• EXTRACTED RECORDS:

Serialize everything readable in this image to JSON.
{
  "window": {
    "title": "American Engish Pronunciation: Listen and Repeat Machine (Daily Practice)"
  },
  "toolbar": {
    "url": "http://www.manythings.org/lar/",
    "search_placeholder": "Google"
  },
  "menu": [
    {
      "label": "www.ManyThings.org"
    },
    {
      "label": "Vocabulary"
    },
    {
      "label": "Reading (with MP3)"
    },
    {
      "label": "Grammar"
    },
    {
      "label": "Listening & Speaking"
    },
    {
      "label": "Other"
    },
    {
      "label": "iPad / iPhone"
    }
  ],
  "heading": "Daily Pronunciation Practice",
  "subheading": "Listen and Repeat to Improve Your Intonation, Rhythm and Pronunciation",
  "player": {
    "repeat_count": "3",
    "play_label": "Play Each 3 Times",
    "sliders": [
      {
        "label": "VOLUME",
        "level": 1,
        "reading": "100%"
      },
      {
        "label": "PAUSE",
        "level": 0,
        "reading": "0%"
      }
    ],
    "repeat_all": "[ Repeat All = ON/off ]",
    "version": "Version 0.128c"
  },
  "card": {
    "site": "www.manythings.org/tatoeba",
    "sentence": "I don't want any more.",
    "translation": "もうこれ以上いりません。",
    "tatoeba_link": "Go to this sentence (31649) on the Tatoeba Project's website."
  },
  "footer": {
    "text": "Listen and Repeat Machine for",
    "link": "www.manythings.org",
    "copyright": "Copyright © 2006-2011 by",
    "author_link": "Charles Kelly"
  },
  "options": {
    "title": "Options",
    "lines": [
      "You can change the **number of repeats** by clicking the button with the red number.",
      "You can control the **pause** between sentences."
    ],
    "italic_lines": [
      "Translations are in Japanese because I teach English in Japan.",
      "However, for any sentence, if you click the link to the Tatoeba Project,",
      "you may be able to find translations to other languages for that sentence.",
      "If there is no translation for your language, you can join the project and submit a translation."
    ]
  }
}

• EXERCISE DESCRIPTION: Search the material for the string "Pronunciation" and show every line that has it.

• YOUR SOLUTION:
    "title": "American Engish Pronunciation: Listen and Repeat Machine (Daily Practice)"
  "heading": "Daily Pronunciation Practice",
  "subheading": "Listen and Repeat to Improve Your Intonation, Rhythm and Pronunciation",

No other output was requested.